Dataset entries.
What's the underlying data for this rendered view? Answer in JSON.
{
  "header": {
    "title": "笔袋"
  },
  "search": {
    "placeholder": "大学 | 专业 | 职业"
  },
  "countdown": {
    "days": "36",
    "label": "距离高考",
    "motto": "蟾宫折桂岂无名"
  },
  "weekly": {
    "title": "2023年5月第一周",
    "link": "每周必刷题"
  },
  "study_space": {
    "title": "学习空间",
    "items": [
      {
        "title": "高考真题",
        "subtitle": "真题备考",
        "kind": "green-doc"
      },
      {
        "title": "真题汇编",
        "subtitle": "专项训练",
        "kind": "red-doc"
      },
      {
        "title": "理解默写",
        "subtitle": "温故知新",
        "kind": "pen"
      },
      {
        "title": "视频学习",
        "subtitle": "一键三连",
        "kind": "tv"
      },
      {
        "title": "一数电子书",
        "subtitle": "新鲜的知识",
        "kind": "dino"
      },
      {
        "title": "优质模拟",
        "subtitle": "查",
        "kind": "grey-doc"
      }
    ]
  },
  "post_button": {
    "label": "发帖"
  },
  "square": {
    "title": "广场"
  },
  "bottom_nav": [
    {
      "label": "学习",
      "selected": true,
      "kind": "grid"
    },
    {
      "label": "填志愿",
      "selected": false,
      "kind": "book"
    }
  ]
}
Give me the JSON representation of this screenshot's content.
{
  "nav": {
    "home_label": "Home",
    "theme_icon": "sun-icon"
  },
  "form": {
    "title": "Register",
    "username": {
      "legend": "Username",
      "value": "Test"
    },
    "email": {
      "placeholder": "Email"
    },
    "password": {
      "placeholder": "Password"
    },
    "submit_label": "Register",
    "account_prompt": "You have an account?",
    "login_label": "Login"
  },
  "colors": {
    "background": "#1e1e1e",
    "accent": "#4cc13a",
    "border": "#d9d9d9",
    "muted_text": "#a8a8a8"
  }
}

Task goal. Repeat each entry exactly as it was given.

Output.
What's the underlying data for this rendered view? Answer in JSON.
{
  "header": {
    "title": "笔袋"
  },
  "search": {
    "placeholder": "大学 | 专业 | 职业"
  },
  "countdown": {
    "days": "36",
    "label": "距离高考",
    "motto": "蟾宫折桂岂无名"
  },
  "weekly": {
    "title": "2023年5月第一周",
    "link": "每周必刷题"
  },
  "study_space": {
    "title": "学习空间",
    "items": [
      {
        "title": "高考真题",
        "subtitle": "真题备考",
        "kind": "green-doc"
      },
      {
        "title": "真题汇编",
        "subtitle": "专项训练",
        "kind": "red-doc"
      },
      {
        "title": "理解默写",
        "subtitle": "温故知新",
        "kind": "pen"
      },
      {
        "title": "视频学习",
        "subtitle": "一键三连",
        "kind": "tv"
      },
      {
        "title": "一数电子书",
        "subtitle": "新鲜的知识",
        "kind": "dino"
      },
      {
        "title": "优质模拟",
        "subtitle": "查",
        "kind": "grey-doc"
      }
    ]
  },
  "post_button": {
    "label": "发帖"
  },
  "square": {
    "title": "广场"
  },
  "bottom_nav": [
    {
      "label": "学习",
      "selected": true,
      "kind": "grid"
    },
    {
      "label": "填志愿",
      "selected": false,
      "kind": "book"
    }
  ]
}
Give me the JSON representation of this screenshot's content.
{
  "nav": {
    "home_label": "Home",
    "theme_icon": "sun-icon"
  },
  "form": {
    "title": "Register",
    "username": {
      "legend": "Username",
      "value": "Test"
    },
    "email": {
      "placeholder": "Email"
    },
    "password": {
      "placeholder": "Password"
    },
    "submit_label": "Register",
    "account_prompt": "You have an account?",
    "login_label": "Login"
  },
  "colors": {
    "background": "#1e1e1e",
    "accent": "#4cc13a",
    "border": "#d9d9d9",
    "muted_text": "#a8a8a8"
  }
}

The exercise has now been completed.